The School is an innovative graduate professional school with a tradition of risk-taking, grounded in a deeply intellectual Ivy League university and energized by its location in New York City—one of the great cultural capitals of the world. The study and practice of art-making at the School is an immersive, constantly evolving process. Aspiring, emerging or established, our filmmakers, writers, theatre practitioners and visual artists grow individually through intensive engagement with their craft and lively, often profound exchanges of ideas and work.
From the Sundance Film Festival to the Venice Biennale, from the cover of the New York Times Book Review to Broadway, from America’s most established regional theaters to Europe and Asia’s renowned film and theatre festivals, the success of the School’s faculty and alumni has never before been as prominent and celebrated. Members of the faculty have received the highest recognition in their fields, including Academy Awards, Tony Awards, MacArthur Foundation Fellowships, Guggenheim Fellowships, Pulitzer Prizes, National Book Awards, and the Nobel Prize for Literature. Alumni also claim a record of astonishing success, measured not simply by awards and prizes, contracts and contacts, but by the quality and cultural significance of their artistic achievements.
Today, the School serves nearly 800 Master of Fine Arts students from 57 countries in the Film, Theatre, Visual Arts, and Writing programs, and 40 Master of Arts students in Film & Media Studies.

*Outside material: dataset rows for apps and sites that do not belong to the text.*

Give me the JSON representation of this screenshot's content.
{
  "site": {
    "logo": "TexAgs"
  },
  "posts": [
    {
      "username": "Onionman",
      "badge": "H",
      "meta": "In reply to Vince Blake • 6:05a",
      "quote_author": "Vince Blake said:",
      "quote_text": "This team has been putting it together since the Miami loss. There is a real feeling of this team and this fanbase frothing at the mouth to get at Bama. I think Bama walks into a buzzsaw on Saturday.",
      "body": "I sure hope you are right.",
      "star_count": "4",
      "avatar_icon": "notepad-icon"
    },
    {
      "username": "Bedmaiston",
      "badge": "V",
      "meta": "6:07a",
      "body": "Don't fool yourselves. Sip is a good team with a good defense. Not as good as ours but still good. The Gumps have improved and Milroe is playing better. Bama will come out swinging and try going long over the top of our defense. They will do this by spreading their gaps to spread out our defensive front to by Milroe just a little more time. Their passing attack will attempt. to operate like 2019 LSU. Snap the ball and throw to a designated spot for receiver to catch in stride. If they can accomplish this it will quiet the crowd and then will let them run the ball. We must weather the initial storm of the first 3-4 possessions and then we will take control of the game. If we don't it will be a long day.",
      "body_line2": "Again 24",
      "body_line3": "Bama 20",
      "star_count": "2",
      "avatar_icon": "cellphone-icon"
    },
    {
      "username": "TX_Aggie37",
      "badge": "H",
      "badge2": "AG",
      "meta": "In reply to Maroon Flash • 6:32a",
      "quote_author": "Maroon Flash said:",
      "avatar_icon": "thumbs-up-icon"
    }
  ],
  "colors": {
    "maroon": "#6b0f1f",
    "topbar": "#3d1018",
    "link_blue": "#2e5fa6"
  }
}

The School’s faculty also teaches more than 1,627 undergraduate students in 120 courses offered each year.
Degrees & Awards
|Master's Degree Requirements||Undergraduate transcript, 3 letters of recommendation, writing sample, essay response to a contemporary work of literature, personal statement|
Tuition & Fees
|Financial award applicants must submit:||FAFSA|
|Application deadlines for financial awards||February 1|
|Types of financial support available||
Scholarship and/or loans
|Black or African American||5.03%|
|White or Caucasian||53%|
|American Indian or Alaska Native||0.59%|
|Native Hawaiian or Pacific Islander||0.3%|
|Two or more races||5.92%|